No news is, well, no news.

I started meditating again. Also, I pulled out a book from a group years ago, affirmations for adult children of alcoholics, a kind of secular devotional with affirming statements to help heal the damage of a fucked-up childhood. In following it now, I see how much I’ve grown from the person who read the book almost 10 years ago. I also realize it’s because I’ve had several fucked-up years of adulthood to get here.

In one of the bar magazines that I do not ordinarily read because they depress me, I saw that a woman from the group I’d been in accomplished A Big Thing (it’s a small city and it was a confidential group, so that’s all I’ll say) and that made me very happy for her and a tiny bit jealous. Or maybe more than a tiny bit.


 

pH has been a pill. She’s taken to telling me “no” like a three-year-old. She is highly motivated by 1) screen time and 2) sweets, and I am a carrot, not stick, person, but that only works so often and I’m only willing to use it so often.*

During one of her tantrums, I broke down and turned into my mother. “Do you know what I did before I stayed home with you? Do you know what my job was?”

pH: “Um…a teacher?”

Me: “No. I was an attorney. I had clients that I helped and who appreciated my help. I negotiated settlements of [large amounts of money]. I had a real office! And nice clothes and nice shoes and…”

At some point during this, pH burst into tears and ran from the room and I didn’t blame her at all, because I closed the door to my fake office and burst into tears, slid into my usual shame spiral, and let kH smooth things over.

Then I apologized. That’s something my mother never would have done. pH apologized. We hugged and it was better. I read an extra chapter of her book that night.


 

At the zoo yesterday, pH had her picture taken by Japanese tourists while we were hanging out with the penguins. (We are very fond of the Humboldt penguins.) While I do think I have a beautiful child, I’m pretty sure they wouldn’t have taken her picture if she’d taken off her hat and they’d seen the giant suction cup hickeys she put on her forehead.


 

 

Considering all that, and with several sessions with homeschool groups under my belt, I’ve decided I’ll sell the soul I don’t believe in to have a regular legal job and thus money for private school tuition. I mean, I still have the nice clothes. I still have the nice shoes. (I am very good at putting together a timeless wardrobe, thanks.) I’m still a member of the bar in good standing. I still know stuff.
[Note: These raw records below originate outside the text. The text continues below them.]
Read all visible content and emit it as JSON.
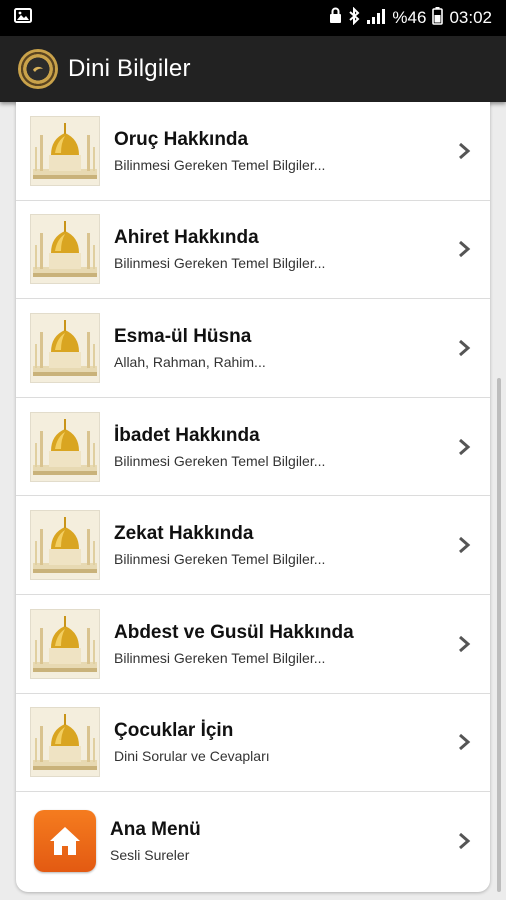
{
  "status_bar": {
    "battery_percent": "%46",
    "time": "03:02",
    "icons": [
      "image-icon",
      "lock-icon",
      "bluetooth-icon",
      "signal-icon",
      "battery-icon"
    ]
  },
  "app_bar": {
    "title": "Dini Bilgiler",
    "logo_icon": "app-logo-icon"
  },
  "list": [
    {
      "title": "Oruç Hakkında",
      "subtitle": "Bilinmesi Gereken Temel Bilgiler...",
      "icon": "mosque-icon"
    },
    {
      "title": "Ahiret Hakkında",
      "subtitle": "Bilinmesi Gereken Temel Bilgiler...",
      "icon": "mosque-icon"
    },
    {
      "title": "Esma-ül Hüsna",
      "subtitle": "Allah, Rahman, Rahim...",
      "icon": "mosque-icon"
    },
    {
      "title": "İbadet Hakkında",
      "subtitle": "Bilinmesi Gereken Temel Bilgiler...",
      "icon": "mosque-icon"
    },
    {
      "title": "Zekat Hakkında",
      "subtitle": "Bilinmesi Gereken Temel Bilgiler...",
      "icon": "mosque-icon"
    },
    {
      "title": "Abdest ve Gusül Hakkında",
      "subtitle": "Bilinmesi Gereken Temel Bilgiler...",
      "icon": "mosque-icon"
    },
    {
      "title": "Çocuklar İçin",
      "subtitle": "Dini Sorular ve Cevapları",
      "icon": "mosque-icon"
    },
    {
      "title": "Ana Menü",
      "subtitle": "Sesli Sureler",
      "icon": "home-icon"
    }
  ],
  "colors": {
    "app_bar": "#222222",
    "status_bar": "#000000",
    "home_orange": "#f26d1c",
    "dome_gold": "#d9a521"
  }
}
I do miss making a difference in people’s lives. I miss knowing what I was doing was right. Really right! No questions, no angst! Granted, I can count on one hand the number of times clients took the time to say thank you or “I never would have made it through this without you” after the fact. There were plenty of compliments leading up to the conclusion of a case, but generally once a verdict or a settlement was reached, the phone calls were uniformly “Is the check there yet?” every hour on the hour.
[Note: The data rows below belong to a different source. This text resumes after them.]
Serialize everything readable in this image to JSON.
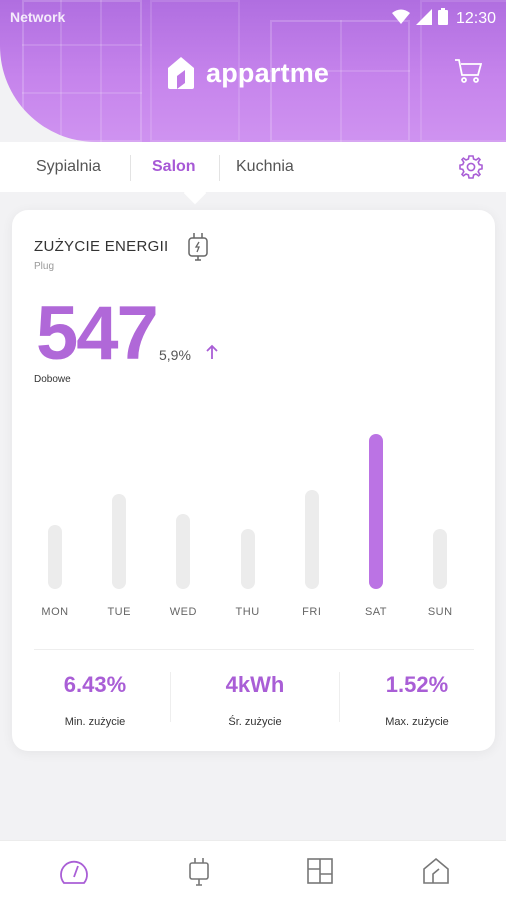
{
  "status": {
    "network": "Network",
    "time": "12:30"
  },
  "app": {
    "name": "appartme"
  },
  "tabs": [
    {
      "label": "Sypialnia",
      "active": false
    },
    {
      "label": "Salon",
      "active": true
    },
    {
      "label": "Kuchnia",
      "active": false
    }
  ],
  "card": {
    "title": "ZUŻYCIE ENERGII",
    "subtitle": "Plug",
    "value": "547",
    "change": "5,9%",
    "value_label": "Dobowe"
  },
  "chart_data": {
    "type": "bar",
    "categories": [
      "MON",
      "TUE",
      "WED",
      "THU",
      "FRI",
      "SAT",
      "SUN"
    ],
    "values": [
      30,
      44,
      35,
      28,
      46,
      72,
      28
    ],
    "highlighted": "SAT",
    "ylim": [
      0,
      80
    ]
  },
  "stats": [
    {
      "value": "6.43%",
      "label": "Min. zużycie"
    },
    {
      "value": "4kWh",
      "label": "Śr. zużycie"
    },
    {
      "value": "1.52%",
      "label": "Max. zużycie"
    }
  ],
  "colors": {
    "accent": "#a95ed6",
    "bar_active": "#bb73e4",
    "bar_inactive": "#ececec"
  },
  "bottom_nav": [
    "gauge-icon",
    "plug-icon",
    "rooms-icon",
    "home-icon"
  ]
}
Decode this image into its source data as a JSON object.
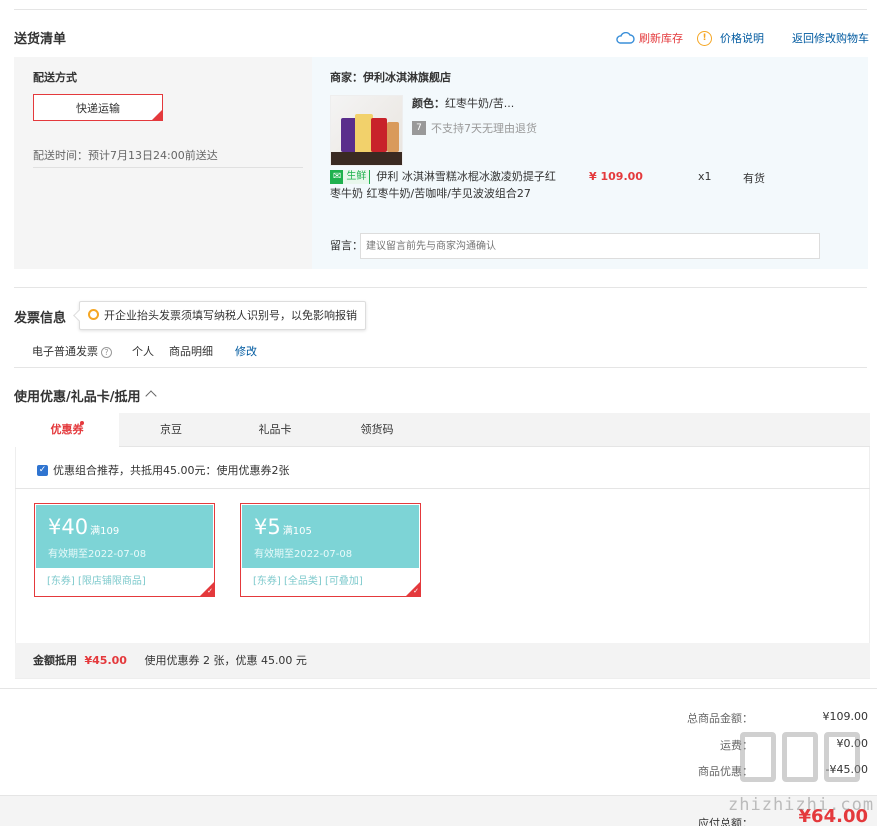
{
  "delivery": {
    "title": "送货清单",
    "links": {
      "refresh": "刷新库存",
      "price_note": "价格说明",
      "back_cart": "返回修改购物车"
    },
    "method_label": "配送方式",
    "method_value": "快递运输",
    "time_text": "配送时间：预计7月13日24:00前送达",
    "merchant": "商家：伊利冰淇淋旗舰店",
    "color_label": "颜色：",
    "color_value": "红枣牛奶/苦...",
    "no_return_icon": "7",
    "no_return": "不支持7天无理由退货",
    "fresh_tag": "生鲜",
    "product_name": "伊利 冰淇淋雪糕冰棍冰激凌奶提子红枣牛奶 红枣牛奶/苦咖啡/芋见波波组合27",
    "price": "¥ 109.00",
    "qty": "x1",
    "stock": "有货",
    "message_label": "留言：",
    "message_placeholder": "建议留言前先与商家沟通确认"
  },
  "invoice": {
    "title": "发票信息",
    "tip": "开企业抬头发票须填写纳税人识别号，以免影响报销",
    "type": "电子普通发票",
    "personal": "个人",
    "detail": "商品明细",
    "edit": "修改"
  },
  "coupons": {
    "title": "使用优惠/礼品卡/抵用",
    "tabs": [
      "优惠券",
      "京豆",
      "礼品卡",
      "领货码"
    ],
    "combo_text": "优惠组合推荐，共抵用45.00元：使用优惠券2张",
    "items": [
      {
        "amount": "¥40",
        "condition": "满109",
        "validity": "有效期至2022-07-08",
        "tags": "[东券] [限店铺限商品]"
      },
      {
        "amount": "¥5",
        "condition": "满105",
        "validity": "有效期至2022-07-08",
        "tags": "[东券] [全品类] [可叠加]"
      }
    ],
    "summary_label": "金额抵用",
    "summary_amount": "¥45.00",
    "summary_text": "使用优惠券 2 张，优惠 45.00 元"
  },
  "totals": {
    "goods_label": "总商品金额：",
    "goods_value": "¥109.00",
    "freight_label": "运费：",
    "freight_value": "¥0.00",
    "discount_label": "商品优惠：",
    "discount_value": "-¥45.00",
    "pay_label": "应付总额：",
    "pay_value": "¥64.00"
  },
  "watermark": "zhizhizhi.com",
  "colors": {
    "accent": "#e4393c",
    "link": "#005aa0",
    "coupon": "#7dd4d6",
    "fresh": "#1fb14e"
  }
}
Perhaps it’s just human nature: I can count on one hand (two fingers) the writers who took the time to thank me for editing their books. I suppose when someone is telling you to change or delete your little darlings or saying you are wrong on a historical event/convention–and here’s the cite–or that a character is not likable…well, it doesn’t matter how nice you are about saying it, don’t expect gratitude. Admittedly, I was not working with many authors who were accustomed to being edited, but I still hope some of them sit on a fire ant nest. Daily. (One of the two who did say thanks sent an email out of the blue: “I’m sure you get this all the time, but I really appreciate all the work you’ve put into helping me improve my writing.” All the time. Bless his heart.)

Once a law client sent thank you gifts after the conclusion of her case (and she had the check!). They were not the sort of things I would give as gifts, thank you or otherwise or to an attorney or otherwise, and it was pretty clear she didn’t know me very well. But it was sweet.

I had a lot more affirmation when I was working. The ex-boss, a known difficult and explosive personality, complimented my work often. (He was often difficult and explosive, though, too.) Then again, I won a lot of motions I should have lost, the kind where the [name partner in a large insurance defense firm] opposing counsel gives you that look that says, I can’t believe you fucking got away with that. (I might have, and good for the client, but at the end of the day, OC  might as well have been minting money, whereas I was not.)

That is not my life now. My life is getting back to making a seven year old do math problems and then practice the piano, and to sneak my own writing into the interstitial places…and time is wasting.


*Readers a blog or two ago might remember the story of having to get a glass splinter out of a much younger pH’s foot. It involved kH and I laying on top of this child to allow the nurse practitioner to get it. It took about 45 minutes (longer in my memory). The screaming, oh, the screaming. I went to concerts and stood in front of speakers at those concerts without losing so much hearing.

So when she got a splinter yesterday and started to freak out when she saw tweezers, I fetched kH…and then a can of cookie icing (it was almost empty). I gave her the icing, told her she could eat it from the nozzle, and tossed a throw over her so she couldn’t see us working. DUDE. It totally worked. Splinter out in two minutes and no co-pay required.